Superseding Indictment Charges 3 More for Involvement in Scheme to Steal and Sell Catalytic Converters
Vanessa Roberts Avery, United States Attorney for the District of Connecticut, and Robert Fuller, Special Agent in Charge of the New Haven Division of the Federal Bureau of Investigation, today announced that JONATHAN VINCENT GLENN, 54, of Greenwich, waived his right to be indicted and pleaded guilty yesterday in Hartford federal court to defrauding investment clients through a “cherry-picking” securities scheme.
“Cherry-picking” is a fraudulent securities trading practice in which the responsible individual executes trades without assigning those trades to a particular trading account until the individual determines whether or not the trade has become profitable or suffered losses. The responsible individual then allocates the profitable trades to favored accounts – often the individual’s own accounts – and assigns unprofitable trades to disfavored client accounts.
According to court documents and statements made in court, Glenn owned Glenn Capital LLC, also known as GlennCap LLC, an investment advisory firm headquartered in Greenwich. Through Glenn Capital, Glenn provided clients with portfolio management services including asset selection and asset allocation. Glenn managed all of Glenn Capital’s advisory clients’ accounts and was authorized to make trading decisions on each client’s behalf without seeking approval for each trade. Glenn placed trades on behalf of advisory clients, himself, or family members by trading directly in the relevant individual account, or by placing block trades in Glenn Capital’s omnibus account and allocating the block trades among the relevant individual accounts. Glenn Capital’s Code of Ethics required Glenn to determine and document the specific allocation of each block trade prior to the execution, and to allocate block trades to individual accounts at an average price.
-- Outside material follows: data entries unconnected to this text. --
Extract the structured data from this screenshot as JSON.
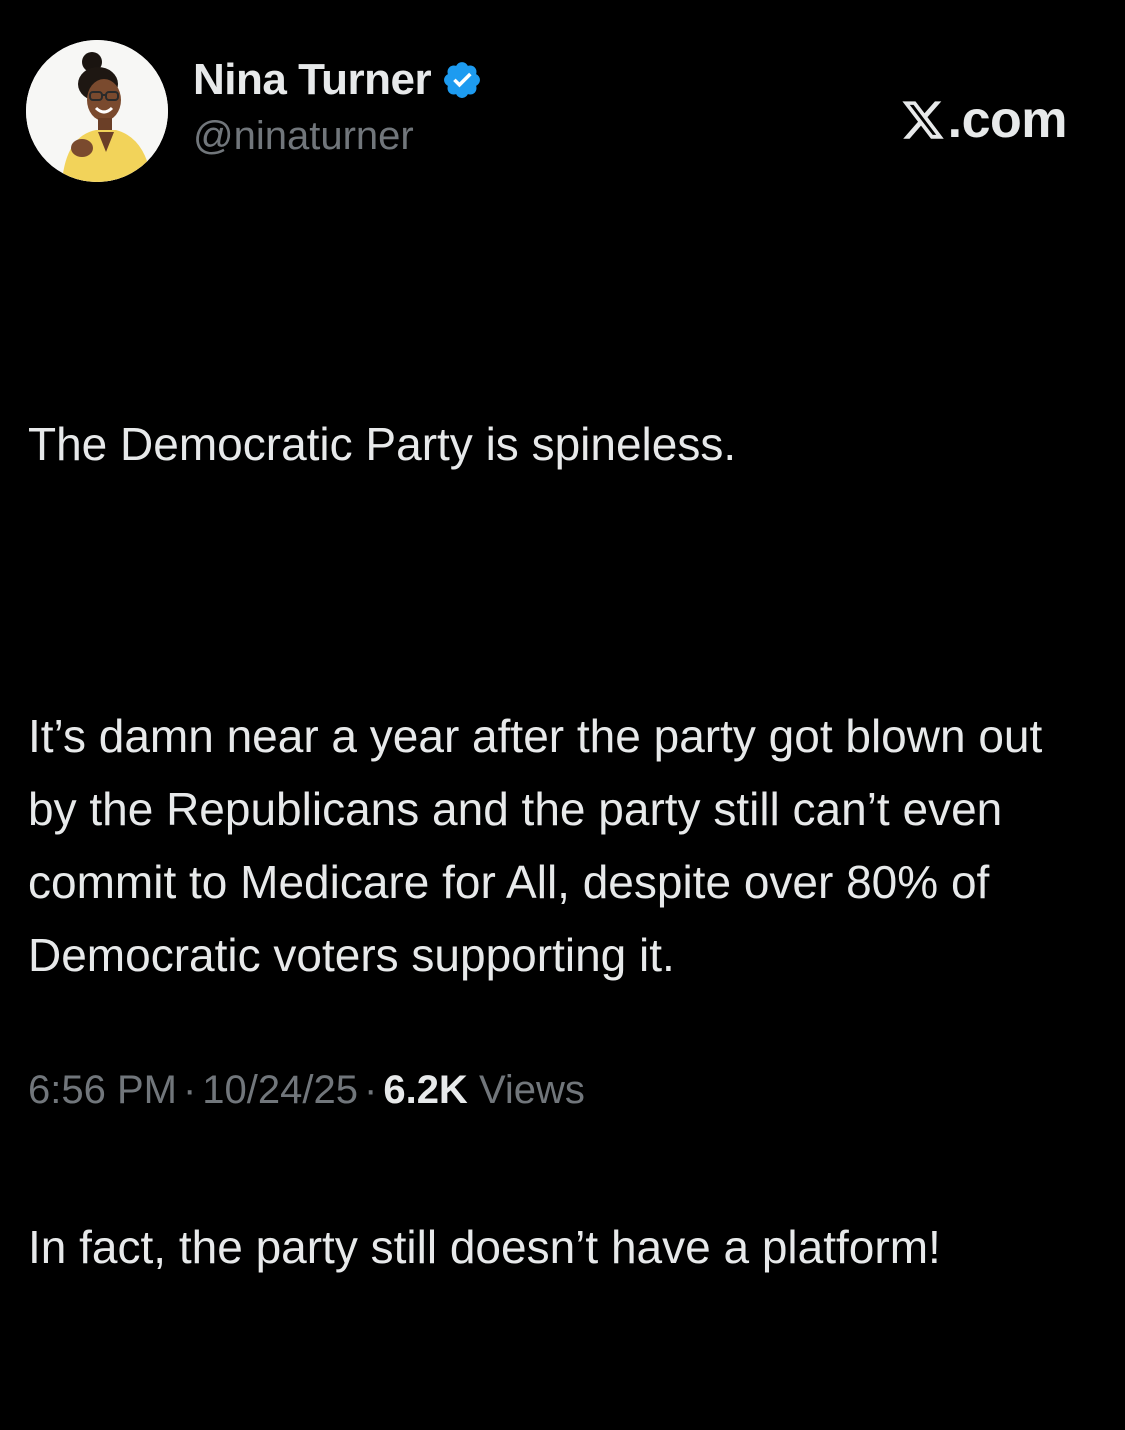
{
  "author": {
    "display_name": "Nina Turner",
    "handle": "@ninaturner",
    "verified": true,
    "verified_color": "#1d9bf0"
  },
  "brand": {
    "logo_icon": "x-logo-icon",
    "suffix": ".com"
  },
  "tweet": {
    "paragraphs": [
      "The Democratic Party is spineless.",
      "It’s damn near a year after the party got blown out by the Republicans and the party still can’t even commit to Medicare for All, despite over 80% of Democratic voters supporting it.",
      "In fact, the party still doesn’t have a platform!"
    ]
  },
  "meta": {
    "time": "6:56 PM",
    "separator": "·",
    "date": "10/24/25",
    "views_count": "6.2K",
    "views_label": "Views"
  },
  "colors": {
    "background": "#000000",
    "text_primary": "#e7e9ea",
    "text_secondary": "#71767b"
  }
}
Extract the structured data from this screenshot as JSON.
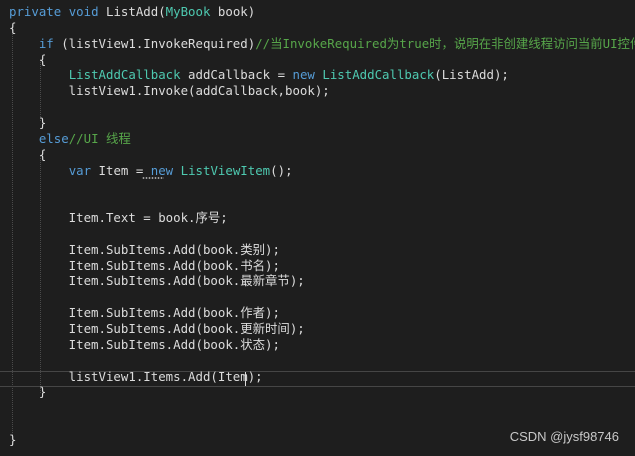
{
  "editor": {
    "lines": [
      {
        "tokens": [
          {
            "t": "kw",
            "v": "private"
          },
          {
            "t": "pl",
            "v": " "
          },
          {
            "t": "kw",
            "v": "void"
          },
          {
            "t": "pl",
            "v": " ListAdd("
          },
          {
            "t": "ty",
            "v": "MyBook"
          },
          {
            "t": "pl",
            "v": " book)"
          }
        ]
      },
      {
        "tokens": [
          {
            "t": "pl",
            "v": "{"
          }
        ]
      },
      {
        "tokens": [
          {
            "t": "pl",
            "v": "    "
          },
          {
            "t": "kw",
            "v": "if"
          },
          {
            "t": "pl",
            "v": " (listView1.InvokeRequired)"
          },
          {
            "t": "cm",
            "v": "//当InvokeRequired为true时，说明在非创建线程访问当前UI控件"
          }
        ]
      },
      {
        "tokens": [
          {
            "t": "pl",
            "v": "    {"
          }
        ]
      },
      {
        "tokens": [
          {
            "t": "pl",
            "v": "        "
          },
          {
            "t": "ty",
            "v": "ListAddCallback"
          },
          {
            "t": "pl",
            "v": " addCallback = "
          },
          {
            "t": "kw",
            "v": "new"
          },
          {
            "t": "pl",
            "v": " "
          },
          {
            "t": "ty",
            "v": "ListAddCallback"
          },
          {
            "t": "pl",
            "v": "(ListAdd);"
          }
        ]
      },
      {
        "tokens": [
          {
            "t": "pl",
            "v": "        listView1.Invoke(addCallback,book);"
          }
        ]
      },
      {
        "tokens": []
      },
      {
        "tokens": [
          {
            "t": "pl",
            "v": "    }"
          }
        ]
      },
      {
        "tokens": [
          {
            "t": "pl",
            "v": "    "
          },
          {
            "t": "kw",
            "v": "else"
          },
          {
            "t": "cm",
            "v": "//UI 线程"
          }
        ]
      },
      {
        "tokens": [
          {
            "t": "pl",
            "v": "    {"
          }
        ]
      },
      {
        "tokens": [
          {
            "t": "pl",
            "v": "        "
          },
          {
            "t": "kw",
            "v": "var"
          },
          {
            "t": "pl",
            "v": " Item = "
          },
          {
            "t": "kw",
            "v": "new"
          },
          {
            "t": "pl",
            "v": " "
          },
          {
            "t": "ty",
            "v": "ListViewItem"
          },
          {
            "t": "pl",
            "v": "();"
          }
        ]
      },
      {
        "tokens": []
      },
      {
        "tokens": []
      },
      {
        "tokens": [
          {
            "t": "pl",
            "v": "        Item.Text = book.序号;"
          }
        ]
      },
      {
        "tokens": []
      },
      {
        "tokens": [
          {
            "t": "pl",
            "v": "        Item.SubItems.Add(book.类别);"
          }
        ]
      },
      {
        "tokens": [
          {
            "t": "pl",
            "v": "        Item.SubItems.Add(book.书名);"
          }
        ]
      },
      {
        "tokens": [
          {
            "t": "pl",
            "v": "        Item.SubItems.Add(book.最新章节);"
          }
        ]
      },
      {
        "tokens": []
      },
      {
        "tokens": [
          {
            "t": "pl",
            "v": "        Item.SubItems.Add(book.作者);"
          }
        ]
      },
      {
        "tokens": [
          {
            "t": "pl",
            "v": "        Item.SubItems.Add(book.更新时间);"
          }
        ]
      },
      {
        "tokens": [
          {
            "t": "pl",
            "v": "        Item.SubItems.Add(book.状态);"
          }
        ]
      },
      {
        "tokens": []
      },
      {
        "tokens": [
          {
            "t": "pl",
            "v": "        listView1.Items.Add(Item);"
          }
        ]
      },
      {
        "tokens": [
          {
            "t": "pl",
            "v": "    }"
          }
        ]
      },
      {
        "tokens": []
      },
      {
        "tokens": []
      },
      {
        "tokens": [
          {
            "t": "pl",
            "v": "}"
          }
        ]
      }
    ],
    "current_line": 23
  },
  "watermark": "CSDN @jysf98746"
}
In pleading guilty, Glenn admitted that he defrauded clients by retroactively allocating profitable omnibus-account trades to favored clients, family, and personal accounts, and unprofitable omnibus-account trades to non-favored-client accounts. Notwithstanding the requirements set forth in the Code of Ethics, Glenn did not determine the allocation of block trades until after they were executed, when he knew if the trades were profitable in the hours following the execution. When a block purchase of an equity security increased in value in the hours after the purchase, Glenn generally realized the profits by selling the security. He then allocated those profits to favored-client, family, firm, and personal accounts. When a block purchase of an equity security decreased in value, Glenn generally allocated those block purchases to the non-favored-client accounts. Glenn did not inform his clients that he was “cherry picking.” Instead, he gave the false impression that he allocated trades fairly and according to a pre-determined allocation methodology.
Through this scheme, Glenn defrauded more than 45 clients of a total of more than $2.7 million.
Glenn pleaded guilty to one count of securities fraud, which carries a maximum term of imprisonment of 25 years and a fine of up to approximately $5.4 million. Glenn is released pending sentencing, which is scheduled for December 28.
This matter has been investigated by the Federal Bureau of Investigation with the assistance of the U.S. Securities and Exchange Commission, which has settled fraud charges with Glenn and GlennCap LLC.
This case is being prosecuted by Assistant U.S. Attorney Heather L. Cherry.